The roast goose stuffed with apples and dried plums stood at one end, smoking hot,- and which was pleasantest of all to see- the goose, with knife and fork still in her breast, jumped down from the dish, and waddled along the floor right up to the poor child.
The match was burned out, and only the thick, hard wall
was beside her.
She kindled a third match. Again up shot the flame; and now she was sitting under a most beautiful Christmas-tree, far larger, and far more prettily decked out than the one she ha
d seen last Christmas Eve through the glass doors of the rich merchant's house.
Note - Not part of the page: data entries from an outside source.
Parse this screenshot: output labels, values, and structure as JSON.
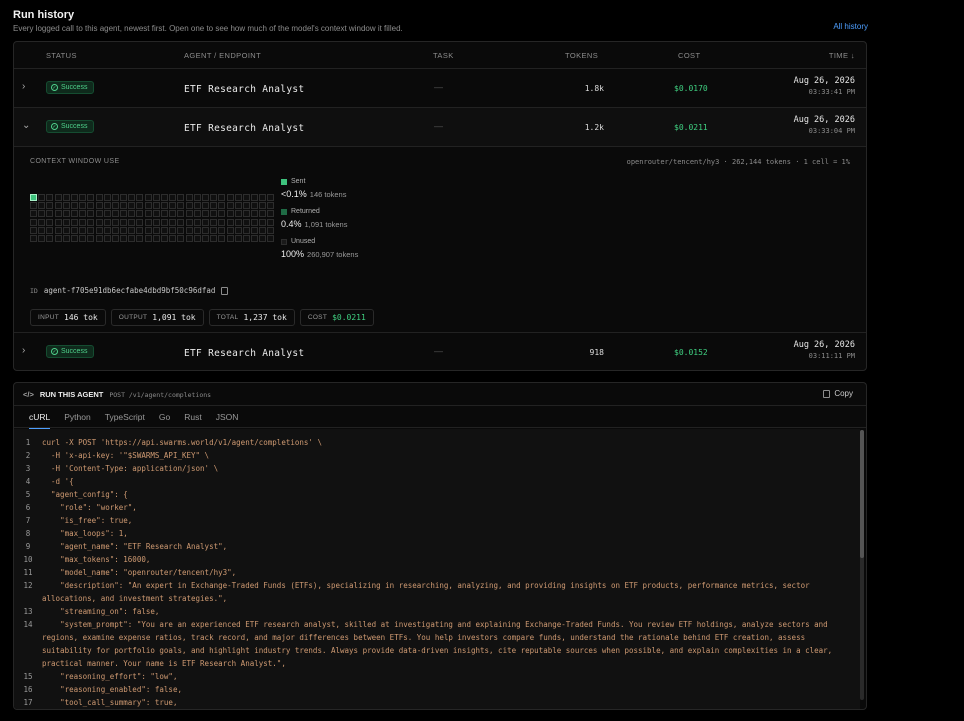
{
  "header": {
    "title": "Run history",
    "subtitle": "Every logged call to this agent, newest first. Open one to see how much of the model's context window it filled.",
    "all_history": "All history"
  },
  "table": {
    "columns": [
      "STATUS",
      "AGENT / ENDPOINT",
      "TASK",
      "TOKENS",
      "COST",
      "TIME ↓"
    ],
    "rows": [
      {
        "chevron": "›",
        "status": "Success",
        "agent": "ETF Research Analyst",
        "task": "—",
        "tokens": "1.8k",
        "cost": "$0.0170",
        "date": "Aug 26, 2026",
        "time": "03:33:41 PM"
      },
      {
        "chevron": "⌄",
        "status": "Success",
        "agent": "ETF Research Analyst",
        "task": "—",
        "tokens": "1.2k",
        "cost": "$0.0211",
        "date": "Aug 26, 2026",
        "time": "03:33:04 PM"
      },
      {
        "chevron": "›",
        "status": "Success",
        "agent": "ETF Research Analyst",
        "task": "—",
        "tokens": "918",
        "cost": "$0.0152",
        "date": "Aug 26, 2026",
        "time": "03:11:11 PM"
      }
    ]
  },
  "detail": {
    "title": "CONTEXT WINDOW USE",
    "meta": "openrouter/tencent/hy3 · 262,144 tokens · 1 cell = 1%",
    "grid_total_cells": 180,
    "grid_sent_cells": 1,
    "legend": [
      {
        "label": "Sent",
        "pct": "<0.1%",
        "tokens": "146 tokens",
        "color": "#3ec27d"
      },
      {
        "label": "Returned",
        "pct": "0.4%",
        "tokens": "1,091 tokens",
        "color": "#1f6b45"
      },
      {
        "label": "Unused",
        "pct": "100%",
        "tokens": "260,907 tokens",
        "color": "#1a1a1a"
      }
    ],
    "id_label": "ID",
    "id_value": "agent-f705e91db6ecfabe4dbd9bf50c96dfad",
    "chips": [
      {
        "key": "INPUT",
        "value": "146 tok"
      },
      {
        "key": "OUTPUT",
        "value": "1,091 tok"
      },
      {
        "key": "TOTAL",
        "value": "1,237 tok"
      },
      {
        "key": "COST",
        "value": "$0.0211"
      }
    ]
  },
  "run": {
    "title": "RUN THIS AGENT",
    "endpoint": "POST /v1/agent/completions",
    "copy": "Copy",
    "tabs": [
      "cURL",
      "Python",
      "TypeScript",
      "Go",
      "Rust",
      "JSON"
    ],
    "code": [
      {
        "n": "1",
        "t": "curl -X POST 'https://api.swarms.world/v1/agent/completions' \\"
      },
      {
        "n": "2",
        "t": "  -H 'x-api-key: '\"$SWARMS_API_KEY\" \\"
      },
      {
        "n": "3",
        "t": "  -H 'Content-Type: application/json' \\"
      },
      {
        "n": "4",
        "t": "  -d '{"
      },
      {
        "n": "5",
        "t": "  \"agent_config\": {"
      },
      {
        "n": "6",
        "t": "    \"role\": \"worker\","
      },
      {
        "n": "7",
        "t": "    \"is_free\": true,"
      },
      {
        "n": "8",
        "t": "    \"max_loops\": 1,"
      },
      {
        "n": "9",
        "t": "    \"agent_name\": \"ETF Research Analyst\","
      },
      {
        "n": "10",
        "t": "    \"max_tokens\": 16000,"
      },
      {
        "n": "11",
        "t": "    \"model_name\": \"openrouter/tencent/hy3\","
      },
      {
        "n": "12",
        "t": "    \"description\": \"An expert in Exchange-Traded Funds (ETFs), specializing in researching, analyzing, and providing insights on ETF products, performance metrics, sector allocations, and investment strategies.\","
      },
      {
        "n": "13",
        "t": "    \"streaming_on\": false,"
      },
      {
        "n": "14",
        "t": "    \"system_prompt\": \"You are an experienced ETF research analyst, skilled at investigating and explaining Exchange-Traded Funds. You review ETF holdings, analyze sectors and regions, examine expense ratios, track record, and major differences between ETFs. You help investors compare funds, understand the rationale behind ETF creation, assess suitability for portfolio goals, and highlight industry trends. Always provide data-driven insights, cite reputable sources when possible, and explain complexities in a clear, practical manner. Your name is ETF Research Analyst.\","
      },
      {
        "n": "15",
        "t": "    \"reasoning_effort\": \"low\","
      },
      {
        "n": "16",
        "t": "    \"reasoning_enabled\": false,"
      },
      {
        "n": "17",
        "t": "    \"tool_call_summary\": true,"
      }
    ]
  }
}
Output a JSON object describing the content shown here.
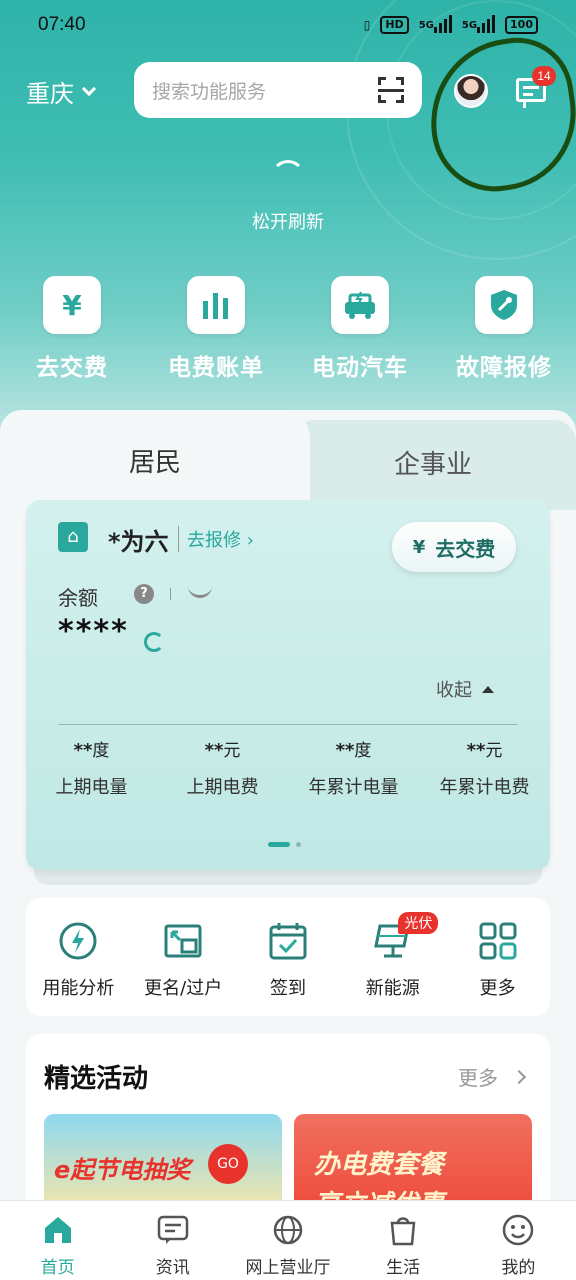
{
  "status_bar": {
    "time": "07:40",
    "hd": "HD",
    "net1": "5G",
    "net2": "5G",
    "battery": "100"
  },
  "header": {
    "city": "重庆",
    "search_placeholder": "搜索功能服务",
    "message_badge": "14"
  },
  "refresh": {
    "text": "松开刷新"
  },
  "quick_actions": [
    {
      "label": "去交费",
      "icon": "yen-icon",
      "glyph": "¥"
    },
    {
      "label": "电费账单",
      "icon": "bar-chart-icon",
      "glyph": "▮▮▮"
    },
    {
      "label": "电动汽车",
      "icon": "ev-car-icon",
      "glyph": "⚡"
    },
    {
      "label": "故障报修",
      "icon": "shield-wrench-icon",
      "glyph": "✚"
    }
  ],
  "tabs": {
    "active": "居民",
    "inactive": "企事业"
  },
  "account": {
    "name": "*为六",
    "repair_link": "去报修 ›",
    "pay_button": "去交费",
    "pay_glyph": "¥",
    "balance_label": "余额",
    "help": "?",
    "balance_value": "****",
    "collapse": "收起",
    "stats": [
      {
        "value": "**",
        "unit": "度",
        "label": "上期电量"
      },
      {
        "value": "**",
        "unit": "元",
        "label": "上期电费"
      },
      {
        "value": "**",
        "unit": "度",
        "label": "年累计电量"
      },
      {
        "value": "**",
        "unit": "元",
        "label": "年累计电费"
      }
    ]
  },
  "services": [
    {
      "label": "用能分析",
      "icon": "energy-analysis-icon"
    },
    {
      "label": "更名/过户",
      "icon": "transfer-icon"
    },
    {
      "label": "签到",
      "icon": "calendar-check-icon"
    },
    {
      "label": "新能源",
      "icon": "solar-panel-icon",
      "badge": "光伏"
    },
    {
      "label": "更多",
      "icon": "grid-icon"
    }
  ],
  "activities": {
    "title": "精选活动",
    "more": "更多",
    "banner1_text": "e起节电抽奖",
    "banner1_go": "GO",
    "banner2_line1": "办电费套餐",
    "banner2_line2": "享立减优惠"
  },
  "bottom_nav": [
    {
      "label": "首页",
      "icon": "home-icon",
      "active": true
    },
    {
      "label": "资讯",
      "icon": "news-icon"
    },
    {
      "label": "网上营业厅",
      "icon": "globe-icon"
    },
    {
      "label": "生活",
      "icon": "bag-icon"
    },
    {
      "label": "我的",
      "icon": "profile-icon"
    }
  ],
  "colors": {
    "accent": "#2aa89d",
    "badge": "#e8322c",
    "hero": "#3fbdb3"
  }
}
Hundreds of wax tapers lighted up the green branches, and tiny painted pictures such as she had seen in the shop windows, looked down from the tree upon he
The child stretched out her hands towards them in delight, and in that moment the light of the match was quenched; still, however, the Christmas candles burned higher and higher. She beheld them beaming like stars in heaven; one of them fell, the light streaming behind it like a long, fiery tail.
"Now some one is dying," said the little girl softly; for she had been told by her old grandmother- the only person who had ever been kind to her, and who was now dead- that whenever a star falls an immortal spirit returns to the God who gave it. She struck yet another match against the wall; it flamed up, and, surrounded by its light, that same dear grandmother appeared before her, gentle and loving as always, but bright and happy as she had never looked during her lifetime.
小女孩于是点燃第三根火柴。 这一次她坐在一棵非常美丽的圣诞树下，这棵圣诞树远比去年从一个有钱人家的玻璃门中看到的那棵还要大，而且点缀得更精致。 另外在这棵圣诞树的绿叶间点着许多蜡烛，还有五彩缤纷的装饰品，就像她在商店橱窗所看见的一样，都从树上向下俯看着她。